- Things aren’t looking good for Matt LeCroy. He injured his right knee during Monday’s Hall of Fame game, and an MRI Tuesday showed some damage. While details weren’t available at deadline, the Twins discussed how to deal with the roster in case LeCroy is heading to the DL. Once again, it likely won’t be Justin Morneau. In the short term, it likely puts more of the catching load on Joe Mauer, while the DH plate opportunities will be handled by a number of Twins.
- Jerome Williams missed his scheduled start due to some shoulder soreness. Called tendinitis, this is the first problem for the young pitcher since coming to the majors. His workload hasn’t changed and with Dave Righetti and Stan Conte watching all the Giants hurlers; if his mechanics have gotten out of whack, he’ll be fixed soon. He’s not expected to hit the DL, but the Giants will be protective of their young starter. Remember, pitch counts are just one piece of the puzzle we need to know in order to assess risk, but it’s the easiest to gather.
- News on Marcus Giles has been quiet of late, but there was a Giles sighting on Tuesday. The injured second baseman took swings in the batting cage on Monday and Tuesday, and came out without soreness. While he’s a bit deconditioned–he called it “rusty”–Giles is still on track to return after the ASB. He’ll likely head out for a rehab assignment just before the break in order to get in some swings. The timing may force him to a lower level.
- Things look much better for C.C. Sabathia since a visit to Birmingham. Jim Andrews, who confirmed the diagnosis of a slight impingement and biceps tendinitis, examined Sabathia. Trainer Lonnie Soloff appears correct in blaming this on a small mechanical flaw, due to the immense force that Sabathia is able to generate through his massive frame. This is the same type of injury Sabathia dealt with earlier this season, but this one will only cost him one start, meaning it’s not as serious. Sabathia will be working closely with pitching coach Carl Willis to keep his arm in line with his shoulder.
- The Padres will have Jake Peavy back on Friday, starting against Kansas City in another of those scintillating interleague rivalries. Peavy will throw a normal side-session Wednesday, but no complications are expected. He’s had no problems since the forearm loosened up and, while he will be on a pitch limit, should be effective right away.
- Quick Cuts: Carlos Delgado may have a quick rehab assignment before coming back to the lineup this weekend. The Jays will play in Puerto Rico…Pat Burrell left Tuesday’s game with a mild groin strain. He’s not expected to miss any time…Hey Derek, why haven’t the Mariners called up Bucky Jacobsen? He’s tearing up the PCL–and hey, his fan club is pretty fun…The Brewers are excited that Dave Krynzel, presumed out until August, is back playing in Rookie Ball. That Forteo is amazing stuff…Who’da thunk that Jeff Cirillo would be the victim for Randy Johnson‘s 4000th K?…Jay Gibbons heads to the DL, making room for David Newhan and Melvin Mora to play at the same time.

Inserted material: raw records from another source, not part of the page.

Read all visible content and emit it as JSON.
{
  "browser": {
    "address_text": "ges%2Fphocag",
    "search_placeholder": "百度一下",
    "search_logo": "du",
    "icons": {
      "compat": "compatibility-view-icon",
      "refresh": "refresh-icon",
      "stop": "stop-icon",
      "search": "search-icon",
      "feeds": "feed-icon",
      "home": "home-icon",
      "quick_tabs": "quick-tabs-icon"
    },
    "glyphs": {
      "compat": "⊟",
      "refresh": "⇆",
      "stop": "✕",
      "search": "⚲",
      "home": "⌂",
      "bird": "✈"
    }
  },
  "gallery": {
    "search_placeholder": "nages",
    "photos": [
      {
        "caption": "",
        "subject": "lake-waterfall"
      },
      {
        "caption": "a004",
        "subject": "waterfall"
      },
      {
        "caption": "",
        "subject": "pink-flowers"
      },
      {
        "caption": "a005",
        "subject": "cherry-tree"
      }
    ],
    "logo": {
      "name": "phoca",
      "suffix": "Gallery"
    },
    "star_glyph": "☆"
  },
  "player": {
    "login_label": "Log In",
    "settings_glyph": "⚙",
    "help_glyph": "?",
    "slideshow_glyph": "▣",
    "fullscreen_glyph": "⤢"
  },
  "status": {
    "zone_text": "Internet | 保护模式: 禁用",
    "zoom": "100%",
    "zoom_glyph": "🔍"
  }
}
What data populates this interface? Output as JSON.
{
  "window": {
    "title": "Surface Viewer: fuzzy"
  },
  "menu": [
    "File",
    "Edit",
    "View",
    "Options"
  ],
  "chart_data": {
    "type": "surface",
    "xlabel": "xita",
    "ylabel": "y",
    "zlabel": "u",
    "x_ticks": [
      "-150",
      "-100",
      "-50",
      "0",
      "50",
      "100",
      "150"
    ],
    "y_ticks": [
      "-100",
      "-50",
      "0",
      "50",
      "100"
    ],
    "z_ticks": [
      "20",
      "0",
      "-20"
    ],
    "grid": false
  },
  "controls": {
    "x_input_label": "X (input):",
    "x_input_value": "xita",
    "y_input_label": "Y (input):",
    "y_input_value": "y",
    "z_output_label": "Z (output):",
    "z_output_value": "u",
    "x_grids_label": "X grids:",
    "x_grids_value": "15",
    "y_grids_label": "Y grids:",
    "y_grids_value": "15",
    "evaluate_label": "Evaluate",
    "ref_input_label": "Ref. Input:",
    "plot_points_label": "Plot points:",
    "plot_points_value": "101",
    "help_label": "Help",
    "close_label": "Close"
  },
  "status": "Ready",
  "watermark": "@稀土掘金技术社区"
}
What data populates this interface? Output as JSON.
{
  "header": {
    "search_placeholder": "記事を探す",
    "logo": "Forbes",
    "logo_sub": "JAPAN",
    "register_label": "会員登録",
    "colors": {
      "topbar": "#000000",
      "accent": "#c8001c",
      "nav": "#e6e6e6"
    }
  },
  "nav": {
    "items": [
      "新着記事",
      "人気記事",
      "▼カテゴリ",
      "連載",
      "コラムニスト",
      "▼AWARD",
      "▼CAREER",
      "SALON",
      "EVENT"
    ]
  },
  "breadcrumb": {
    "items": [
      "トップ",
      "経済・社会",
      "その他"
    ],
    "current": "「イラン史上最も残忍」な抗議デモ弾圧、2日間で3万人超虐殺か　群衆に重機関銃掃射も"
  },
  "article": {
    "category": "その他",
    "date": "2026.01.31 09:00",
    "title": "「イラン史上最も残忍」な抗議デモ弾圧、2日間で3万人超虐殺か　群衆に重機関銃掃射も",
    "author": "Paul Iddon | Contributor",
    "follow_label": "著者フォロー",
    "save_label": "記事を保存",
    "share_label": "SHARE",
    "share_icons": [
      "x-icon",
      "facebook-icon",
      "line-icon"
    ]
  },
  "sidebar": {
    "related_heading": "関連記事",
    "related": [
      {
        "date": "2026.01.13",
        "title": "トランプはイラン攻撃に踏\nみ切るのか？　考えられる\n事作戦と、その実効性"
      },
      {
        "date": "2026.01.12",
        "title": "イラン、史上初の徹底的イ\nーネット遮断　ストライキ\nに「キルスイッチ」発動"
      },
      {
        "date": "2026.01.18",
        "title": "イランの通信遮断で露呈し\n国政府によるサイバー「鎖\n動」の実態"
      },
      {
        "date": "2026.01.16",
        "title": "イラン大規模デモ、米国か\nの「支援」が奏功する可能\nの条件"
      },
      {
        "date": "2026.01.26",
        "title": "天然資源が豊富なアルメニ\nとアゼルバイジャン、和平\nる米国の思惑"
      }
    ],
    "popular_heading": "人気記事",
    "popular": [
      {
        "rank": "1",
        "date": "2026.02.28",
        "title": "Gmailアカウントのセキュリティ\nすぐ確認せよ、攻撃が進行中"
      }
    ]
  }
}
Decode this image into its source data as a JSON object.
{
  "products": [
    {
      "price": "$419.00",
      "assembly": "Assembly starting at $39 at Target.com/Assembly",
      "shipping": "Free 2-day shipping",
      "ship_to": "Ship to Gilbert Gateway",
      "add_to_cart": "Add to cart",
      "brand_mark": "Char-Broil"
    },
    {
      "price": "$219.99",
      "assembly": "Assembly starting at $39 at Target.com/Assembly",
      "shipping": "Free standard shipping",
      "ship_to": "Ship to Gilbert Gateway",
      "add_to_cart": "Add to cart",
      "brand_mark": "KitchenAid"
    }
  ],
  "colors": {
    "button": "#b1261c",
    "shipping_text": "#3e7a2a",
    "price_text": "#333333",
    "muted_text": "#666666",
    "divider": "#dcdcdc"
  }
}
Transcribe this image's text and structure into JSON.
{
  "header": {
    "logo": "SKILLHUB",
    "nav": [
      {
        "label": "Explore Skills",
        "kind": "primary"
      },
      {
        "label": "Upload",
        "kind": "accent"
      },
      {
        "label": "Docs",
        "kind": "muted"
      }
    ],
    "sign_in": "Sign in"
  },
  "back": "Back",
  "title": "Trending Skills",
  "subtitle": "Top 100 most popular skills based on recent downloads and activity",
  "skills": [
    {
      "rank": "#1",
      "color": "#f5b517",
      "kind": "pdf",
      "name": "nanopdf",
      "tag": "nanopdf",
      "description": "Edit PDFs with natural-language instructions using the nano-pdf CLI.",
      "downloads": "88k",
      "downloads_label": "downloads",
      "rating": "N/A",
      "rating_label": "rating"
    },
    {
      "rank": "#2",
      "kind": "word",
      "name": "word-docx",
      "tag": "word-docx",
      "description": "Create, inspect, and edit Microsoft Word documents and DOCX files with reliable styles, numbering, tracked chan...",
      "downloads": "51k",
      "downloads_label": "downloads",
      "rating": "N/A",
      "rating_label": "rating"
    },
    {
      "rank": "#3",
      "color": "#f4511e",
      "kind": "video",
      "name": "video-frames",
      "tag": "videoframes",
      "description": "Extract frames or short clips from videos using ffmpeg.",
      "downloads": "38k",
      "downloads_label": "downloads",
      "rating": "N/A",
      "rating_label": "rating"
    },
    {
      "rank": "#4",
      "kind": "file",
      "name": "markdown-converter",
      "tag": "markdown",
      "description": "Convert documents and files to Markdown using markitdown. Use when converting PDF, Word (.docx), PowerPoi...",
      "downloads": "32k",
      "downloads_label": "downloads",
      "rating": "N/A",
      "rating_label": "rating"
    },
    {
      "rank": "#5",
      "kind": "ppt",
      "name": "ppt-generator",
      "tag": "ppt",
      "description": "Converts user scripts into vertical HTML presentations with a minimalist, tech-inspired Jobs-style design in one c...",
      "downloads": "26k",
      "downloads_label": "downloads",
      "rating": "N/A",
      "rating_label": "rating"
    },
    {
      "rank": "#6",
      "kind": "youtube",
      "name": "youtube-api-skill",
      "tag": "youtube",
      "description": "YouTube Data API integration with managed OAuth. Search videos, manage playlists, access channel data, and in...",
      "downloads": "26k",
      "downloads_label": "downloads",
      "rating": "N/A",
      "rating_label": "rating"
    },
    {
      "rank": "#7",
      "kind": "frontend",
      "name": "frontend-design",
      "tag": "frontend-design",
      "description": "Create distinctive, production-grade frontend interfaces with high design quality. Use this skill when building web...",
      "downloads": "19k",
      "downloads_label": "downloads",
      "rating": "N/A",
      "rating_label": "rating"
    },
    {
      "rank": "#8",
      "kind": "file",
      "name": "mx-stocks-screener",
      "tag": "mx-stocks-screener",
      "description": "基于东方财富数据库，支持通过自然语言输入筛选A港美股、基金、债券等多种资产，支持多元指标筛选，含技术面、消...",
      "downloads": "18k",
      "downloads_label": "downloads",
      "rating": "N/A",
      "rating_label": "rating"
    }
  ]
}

I’ll spend my birthday watching Roger Clemens pitch. I can’t think of a much better way to spend it. See you tomorrow.